Thank you to my Kindle Unlimited subscription for helping me find new-to-me authors and even more books to put into my TBR pile. That’s how I came across this book. I am a sucker for historical fiction and the plot had me interested enough to make it one of my 10 (yes, I almost always have 10 checked out at any given time!). It was an enjoyable read for the most part. The suspense well built up and even though I had half of the mystery figured out just over halfway through, it really didn’t take away from the story at all. Sometimes I just like to have that confirmation of “YES! I was right!” when I’m reading a decent mystery novel.
Detective Stephen Lavender has been called out of London to solve the mystery of the disappearing heiress from her locked room. He and his partner, Constable Woods, travel North find out what has happened to young Helen Carnaby at the behest of her worried uncle. The townspeople are suspicious and ready to blame the gypsies living on the grounds of Linn Hagh. People are pointing to witchcraft and spirits and it’s up to Detective Lavender to find out what happened before it’s too late for both Miss Carnaby and for the town itself. Helen’s siblings (half-siblings) are uncooperative and seem to care about nothing other than the inheritance that Helen was about to come into.
The characters were well-drawn and it was easy to conclude who was on the side of good and who was not. George and Isobel Carnaby make you want to wipe your hands on your pants to get rid of their slimy nature. They were both absolutely vile, unrepentant and irredeemable characters. I enjoyed both Lavender and Woods, they had an easy camaraderie and were well suited as partners. Even the bit characters were well thought out and put together. I wish more time had been spent with the gypsies, but I can appreciate leaving them a bit mysterious because that’s exactly what they were, especially during this time in history.
Being that this is the first in a series featuring Detective Lavender, I can understand inserting other information into the story that will become relevant in subsequent novels.

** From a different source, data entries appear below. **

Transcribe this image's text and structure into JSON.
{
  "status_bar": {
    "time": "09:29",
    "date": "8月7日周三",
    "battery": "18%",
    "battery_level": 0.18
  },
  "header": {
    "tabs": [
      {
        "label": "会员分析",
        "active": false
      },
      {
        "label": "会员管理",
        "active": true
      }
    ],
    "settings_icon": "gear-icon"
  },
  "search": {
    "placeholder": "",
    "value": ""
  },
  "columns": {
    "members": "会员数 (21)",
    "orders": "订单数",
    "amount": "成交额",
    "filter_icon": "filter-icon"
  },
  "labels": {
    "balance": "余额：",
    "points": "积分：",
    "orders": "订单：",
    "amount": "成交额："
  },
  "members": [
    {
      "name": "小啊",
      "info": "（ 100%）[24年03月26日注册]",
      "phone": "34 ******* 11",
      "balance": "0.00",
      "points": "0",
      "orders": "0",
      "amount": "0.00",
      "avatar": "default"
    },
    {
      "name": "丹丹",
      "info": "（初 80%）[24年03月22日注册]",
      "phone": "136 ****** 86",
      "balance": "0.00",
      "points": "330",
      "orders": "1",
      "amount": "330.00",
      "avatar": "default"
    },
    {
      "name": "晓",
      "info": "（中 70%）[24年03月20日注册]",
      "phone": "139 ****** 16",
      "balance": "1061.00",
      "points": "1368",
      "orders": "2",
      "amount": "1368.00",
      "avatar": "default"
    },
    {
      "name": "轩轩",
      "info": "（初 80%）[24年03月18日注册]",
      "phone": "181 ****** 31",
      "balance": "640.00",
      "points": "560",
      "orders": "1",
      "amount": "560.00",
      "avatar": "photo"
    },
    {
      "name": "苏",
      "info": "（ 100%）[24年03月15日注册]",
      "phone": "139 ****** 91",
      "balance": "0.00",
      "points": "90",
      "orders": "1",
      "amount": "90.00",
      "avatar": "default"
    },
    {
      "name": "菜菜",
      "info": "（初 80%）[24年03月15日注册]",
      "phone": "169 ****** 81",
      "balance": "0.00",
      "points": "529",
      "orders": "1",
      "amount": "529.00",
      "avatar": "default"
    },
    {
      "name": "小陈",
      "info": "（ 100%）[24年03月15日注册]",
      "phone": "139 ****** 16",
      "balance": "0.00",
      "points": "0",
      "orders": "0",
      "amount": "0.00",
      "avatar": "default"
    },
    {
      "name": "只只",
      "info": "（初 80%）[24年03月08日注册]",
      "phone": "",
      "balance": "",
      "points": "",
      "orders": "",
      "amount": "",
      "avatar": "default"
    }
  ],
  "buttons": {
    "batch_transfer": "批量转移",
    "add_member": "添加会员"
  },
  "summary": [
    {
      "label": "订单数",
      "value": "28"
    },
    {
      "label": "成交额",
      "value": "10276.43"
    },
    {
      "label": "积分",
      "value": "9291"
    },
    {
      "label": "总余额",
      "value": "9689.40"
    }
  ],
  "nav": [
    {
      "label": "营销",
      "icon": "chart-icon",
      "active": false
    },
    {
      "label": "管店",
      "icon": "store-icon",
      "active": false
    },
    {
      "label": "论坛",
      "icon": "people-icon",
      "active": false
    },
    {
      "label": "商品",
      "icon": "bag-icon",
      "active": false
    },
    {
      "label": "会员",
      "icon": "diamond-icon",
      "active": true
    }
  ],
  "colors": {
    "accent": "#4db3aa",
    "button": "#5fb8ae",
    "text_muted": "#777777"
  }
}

But the storyline between Lavender and Magdalena Morales just seemed out of place. And maybe this was more just personal taste, but I felt like it was more distracting than anything. Maybe if more time had been allowed for it, I don’t know.
Fans of Regency mysteries and historical fiction will appreciate this book and I think that it would also appeal to other lovers of mystery novels.